Carpal tunnel syndrome occurs when there is pressure and squeezing (entrapment) of an important nerve in the hand called the median nerve. This pressure causes median nerve injury and results in pain, numbness, and weakness in the hand and wrist.
The median nerve and finger flexor tendons pass through a narrow space in the wrist called the carpal tunnel, formed by the carpal bones and enclosed by a fibrous band (transverse carpal ligament or flexor retinaculum). Because the carpal tunnel is very narrow, any irritation of the tendons or any swelling in this space may entrap and compress the median nerve.
Carpal tunnel syndrome tends to occur in adults age 30 to 60 years old and is three times more likely in women than men. This is a very common condition associated with a variety of work-related or medical factors.
With proper treatment, most people completely recover and only a few have permanent nerve damage and loss of hand function.
The cause of carpal tunnel syndrome is not completely understood, but the disorder is associated with factors that compress the median nerve and affect the sensory and motor functions of the hand.
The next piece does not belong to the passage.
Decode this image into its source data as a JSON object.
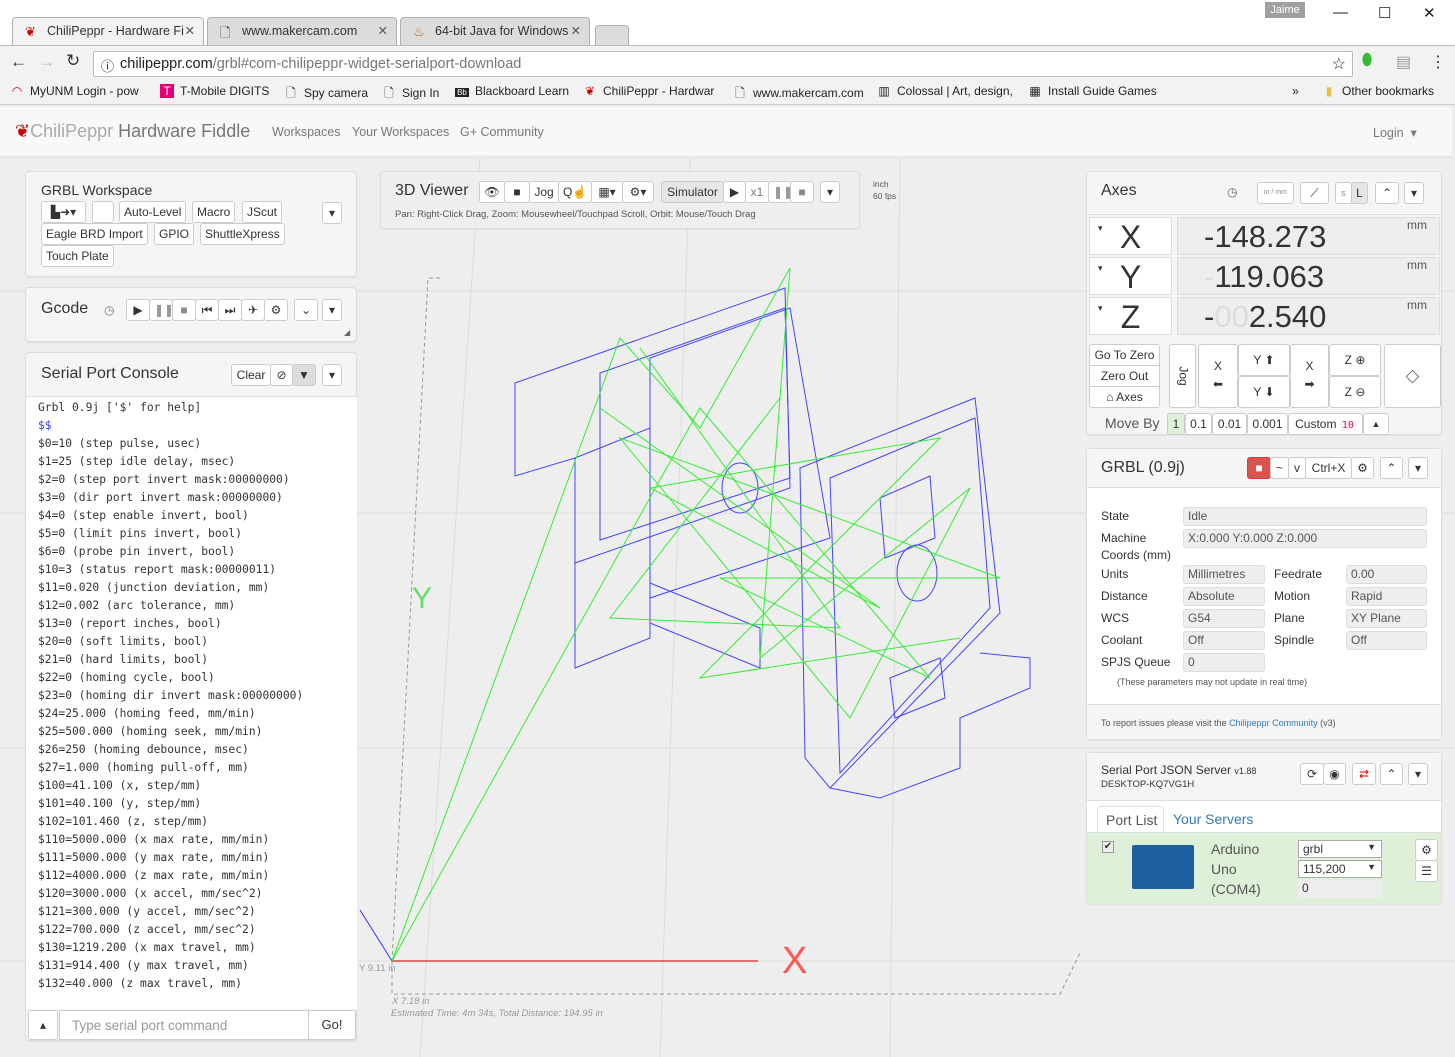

Workers with jobs requiring repetitive use of their hands are more susceptible to carpal tunnel syndrome. Examples include meatpackers, assembly line workers, grocery checkers, garment workers, dental hygienists, and musicians. So far, studies have not proven that excessive use of a computer keyboard or mouse causes carpal tunnel syndrome. In fact, assembly workers are at much higher risk than typists.
Early symptoms include pain and paresthesias (tingling, numbness, and burning sensations) of the thumb, index finger, and middle finger especially at night and after certain activities like driving or holding a book. If the problem worsens, patients experience hand weakness, dropping things, difficulty gripping objects, and clumsiness. Symptoms usually start in the dominant hand, but may be experienced in both hands.
It is important to diagnose and treat carpal tunnel syndrome as early as possible to prevent permanent median nerve damage, loss of hand function, and disability. Usually the diagnosis is based on symptoms and physical exam findings indicative of median nerve entrapment, but sometimes nerve testing is necessary.
Carpel tunnel release surgery is recommended for patients with 6 months of persistent symptoms. This operation involves cutting the transverse carpal ligament at the wrist to provide more space in the carpal tunnel and relieve the pressure on the median nerve.
Open carpal tunnel release is the more traditional approach, which involves making a 2-inch incision in the wrist and cutting the transverse carpal ligament. Endoscopic carpal tunnel release uses two tiny incisions, a small camera, and instruments to cut the transverse carpal ligament. This less invasive procedure shortens the patient’s recovery time.
Both types of surgeries are performed under local anesthesia: medication is injected to numb the tissues and prevent the patient from feeling the surgery, so the patient does not need to be deeply asleep. After surgery, patients need physical therapy to regain hand strength and function, and most patients make a full recovery.
Employers can redesign equipment and adapt activities to fit the human body based on a field of study known as ergonomics. Work areas may be redesigned to allow people to maintain a neutral wrist position while working. Workers are advised to reduce repetitive motions by taking frequent rest breaks, wearing wrist splints, and rotating tasks with other workers. Although there are no studies to prove that these programs prevent carpal tunnel syndrome, they are commonly recommended to prevent workplace injuries.